Andrew CuomoTransit cop: Gov. Andrew Cuomo has signed a new law that stops local IDAs from including tax revenues earmarked for transit programs in their incentives packages.

Legislation prohibiting local industrial-development agencies from abating taxes used to fund transit authorities has been signed into law by Gov. Andrew Cuomo.

Economic-development engines like the Suffolk County Industrial Development Agency will still be able to offer incentives packages to attract out-of-state enterprises and discourage established Suffolk businesses from leaving for other regions – but the percentage of a mortgage recording tax earmarked for transit agencies is off limits, according to the new law.

Industrial development agency incentives packages routinely include exemptions for mortgage recording taxes, as well as property- and sales-tax breaks. The new legislation, cosponsored by state Sen. John DeFrancisco (R-Syracuse) and Assemblyman Sean Ryan (D-Buffalo), amends that by prohibiting IDAs from exempting MRTs imposed on properties within the Metropolitan Commuter Transportation District – which covers Long Island and the rest of the Greater New York region – and other individual transit districts around the state.

Revenues from those taxes are used to support “various transit services,” according to the governor’s Memorandum of Approval, and prohibiting the IDAs from exempting those taxes “will ensure that the transportation districts continue to have the resources necessary to provide these critical services.”

Suffolk IDA Executive Director Tony Catapano said he appreciated the governor’s viewpoint regarding “funding to support the infrastructure the state is trying to create.”

“I understand what they’re trying to do,” Catapano told Innovate LI.

Tony Catapano: It all adds up.

Tony Catapano: It all adds up.

And the exec didn’t foresee a tremendous impact on the work of his IDA or the content of its incentives packages, which are designed to make it easier for businesses to move to Suffolk County or expand existing Suffolk operations, most commonly through new real estate purchases or leases.

“I don’t think it will have [a huge effect],” Catapano said.

But that’s not to say the new law won’t have any effect.

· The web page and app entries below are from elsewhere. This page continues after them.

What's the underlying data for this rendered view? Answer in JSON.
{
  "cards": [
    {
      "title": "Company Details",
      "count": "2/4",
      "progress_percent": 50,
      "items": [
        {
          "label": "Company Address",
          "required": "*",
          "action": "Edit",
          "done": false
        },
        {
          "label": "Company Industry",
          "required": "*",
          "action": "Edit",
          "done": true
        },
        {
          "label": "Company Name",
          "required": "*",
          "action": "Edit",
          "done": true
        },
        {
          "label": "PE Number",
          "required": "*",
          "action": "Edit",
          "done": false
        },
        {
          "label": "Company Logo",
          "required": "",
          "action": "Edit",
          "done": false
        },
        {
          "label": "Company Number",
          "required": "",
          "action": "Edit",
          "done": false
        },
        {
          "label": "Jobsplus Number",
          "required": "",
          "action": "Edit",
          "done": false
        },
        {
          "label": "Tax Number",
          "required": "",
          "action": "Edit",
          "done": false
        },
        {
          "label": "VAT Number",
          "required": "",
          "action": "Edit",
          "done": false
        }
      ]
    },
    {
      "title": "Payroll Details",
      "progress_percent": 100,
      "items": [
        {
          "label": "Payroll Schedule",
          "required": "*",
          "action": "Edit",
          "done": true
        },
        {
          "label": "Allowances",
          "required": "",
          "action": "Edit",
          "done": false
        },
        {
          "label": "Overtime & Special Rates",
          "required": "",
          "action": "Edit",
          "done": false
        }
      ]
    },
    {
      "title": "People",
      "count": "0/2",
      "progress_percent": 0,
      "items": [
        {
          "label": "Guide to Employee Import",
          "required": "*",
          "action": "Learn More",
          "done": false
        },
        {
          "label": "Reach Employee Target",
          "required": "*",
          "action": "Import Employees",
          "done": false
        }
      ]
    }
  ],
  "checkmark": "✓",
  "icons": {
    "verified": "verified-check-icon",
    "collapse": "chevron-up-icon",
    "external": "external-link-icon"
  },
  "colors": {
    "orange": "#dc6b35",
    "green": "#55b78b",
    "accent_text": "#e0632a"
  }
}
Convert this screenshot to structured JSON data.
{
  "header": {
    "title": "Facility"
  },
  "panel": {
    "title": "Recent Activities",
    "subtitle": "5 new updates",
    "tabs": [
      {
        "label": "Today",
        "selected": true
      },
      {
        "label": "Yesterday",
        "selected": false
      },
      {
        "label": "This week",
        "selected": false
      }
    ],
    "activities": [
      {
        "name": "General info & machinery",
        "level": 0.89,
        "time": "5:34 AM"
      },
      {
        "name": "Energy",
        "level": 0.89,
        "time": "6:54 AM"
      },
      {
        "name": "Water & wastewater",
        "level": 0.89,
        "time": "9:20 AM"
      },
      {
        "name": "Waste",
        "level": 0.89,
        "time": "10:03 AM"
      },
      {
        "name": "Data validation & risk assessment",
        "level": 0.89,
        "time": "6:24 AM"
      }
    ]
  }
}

With a Suffolk County mortgage recording tax rate of 1.05 percent, Catapano noted that every million dollars mortgaged equals $10,500 in mortgage taxes – and in a county where mortgage loans routinely stretch well into the millions, that could start to add up fast.

“For companies taking out larger mortgages, it will have an impact,” Catapano said. “The companies will have to plan for that.”

One saving grace built into the new law, from the local IDA’s point of view, is that it won’t take effect until July 1, 2017, to avoid screwing up incentives packages already in play or those being negotiated now. Without that chapter amendment, agreed to by Cuomo and the state legislature, the law would have taken effect immediately.

The New York State Economic Development Council tried to get the governor to veto the legislation, according to a statement from NYSEDC President Brian McMahon, and after that failed attempt, “an extended effective date is the next best outcome we could have hoped for.”

“The extended effective date will allow projects to be completed without the effect of the legislation,” McMahon said.

Although prohibiting certain MRT exemptions could have a dampening effect for IDAs that work often with companies negotiating eight-figure mortgages, the Suffolk IDA won’t look to make up the difference by reworking other formulas in its incentives packages, according to Catapano.

“I don’t think that it’s going to be made up in other ways,” the exec said.

And while he was careful to avoid making politically charged comments, Catapano did suggest some misgivings about the precedent set by the new law, and what it means for future efforts of IDAs around the state.

“It’s just the idea that it’s an entrée into the restricting of certain things,” he said. “That’s really the concern.”

This is not the first time Cuomo has found himself at odds with the NYSEDC and the functionality of local IDAs. Most recently, in January, the governor and McMahon sparred over Cuomo’s latest attempt to centralize control of local economic development by requiring that all local IDA projects financed by tax-exempt Private Activity Bonds be approved by the governor’s handpicked Public Authorities Control Board.

Previously, the governor attempted to introduce rules that would require IDA incentives packages involving state sales-tax abatements be approved by Empire State Development, Albany’s main economic-development engine – a proposal ultimately shot down by McMahon and the NYSEDC.